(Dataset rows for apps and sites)
Segment Open

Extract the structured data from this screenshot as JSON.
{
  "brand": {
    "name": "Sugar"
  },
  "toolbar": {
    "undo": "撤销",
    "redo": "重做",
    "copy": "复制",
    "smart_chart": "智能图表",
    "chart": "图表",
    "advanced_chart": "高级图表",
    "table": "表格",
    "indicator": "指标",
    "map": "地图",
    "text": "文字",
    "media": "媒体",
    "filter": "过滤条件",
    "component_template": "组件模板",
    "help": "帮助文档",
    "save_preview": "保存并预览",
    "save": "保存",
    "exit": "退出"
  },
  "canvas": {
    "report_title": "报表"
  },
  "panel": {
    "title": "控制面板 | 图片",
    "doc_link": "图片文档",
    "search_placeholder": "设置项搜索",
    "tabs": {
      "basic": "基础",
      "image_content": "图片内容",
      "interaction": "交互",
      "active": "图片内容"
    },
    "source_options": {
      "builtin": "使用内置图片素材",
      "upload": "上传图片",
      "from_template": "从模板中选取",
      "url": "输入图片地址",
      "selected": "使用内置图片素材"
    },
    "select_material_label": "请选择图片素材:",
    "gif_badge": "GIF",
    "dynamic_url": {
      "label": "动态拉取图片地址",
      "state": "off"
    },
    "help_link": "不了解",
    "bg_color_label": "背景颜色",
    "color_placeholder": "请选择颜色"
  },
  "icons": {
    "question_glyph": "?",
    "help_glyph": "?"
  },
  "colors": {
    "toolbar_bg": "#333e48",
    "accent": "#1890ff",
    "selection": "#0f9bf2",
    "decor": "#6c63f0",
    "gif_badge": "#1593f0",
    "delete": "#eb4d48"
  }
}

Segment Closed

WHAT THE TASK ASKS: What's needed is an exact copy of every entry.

OUTPUT:
Extract the structured data from this screenshot as JSON.
{
  "brand": {
    "name": "Sugar"
  },
  "toolbar": {
    "undo": "撤销",
    "redo": "重做",
    "copy": "复制",
    "smart_chart": "智能图表",
    "chart": "图表",
    "advanced_chart": "高级图表",
    "table": "表格",
    "indicator": "指标",
    "map": "地图",
    "text": "文字",
    "media": "媒体",
    "filter": "过滤条件",
    "component_template": "组件模板",
    "help": "帮助文档",
    "save_preview": "保存并预览",
    "save": "保存",
    "exit": "退出"
  },
  "canvas": {
    "report_title": "报表"
  },
  "panel": {
    "title": "控制面板 | 图片",
    "doc_link": "图片文档",
    "search_placeholder": "设置项搜索",
    "tabs": {
      "basic": "基础",
      "image_content": "图片内容",
      "interaction": "交互",
      "active": "图片内容"
    },
    "source_options": {
      "builtin": "使用内置图片素材",
      "upload": "上传图片",
      "from_template": "从模板中选取",
      "url": "输入图片地址",
      "selected": "使用内置图片素材"
    },
    "select_material_label": "请选择图片素材:",
    "gif_badge": "GIF",
    "dynamic_url": {
      "label": "动态拉取图片地址",
      "state": "off"
    },
    "help_link": "不了解",
    "bg_color_label": "背景颜色",
    "color_placeholder": "请选择颜色"
  },
  "icons": {
    "question_glyph": "?",
    "help_glyph": "?"
  },
  "colors": {
    "toolbar_bg": "#333e48",
    "accent": "#1890ff",
    "selection": "#0f9bf2",
    "decor": "#6c63f0",
    "gif_badge": "#1593f0",
    "delete": "#eb4d48"
  }
}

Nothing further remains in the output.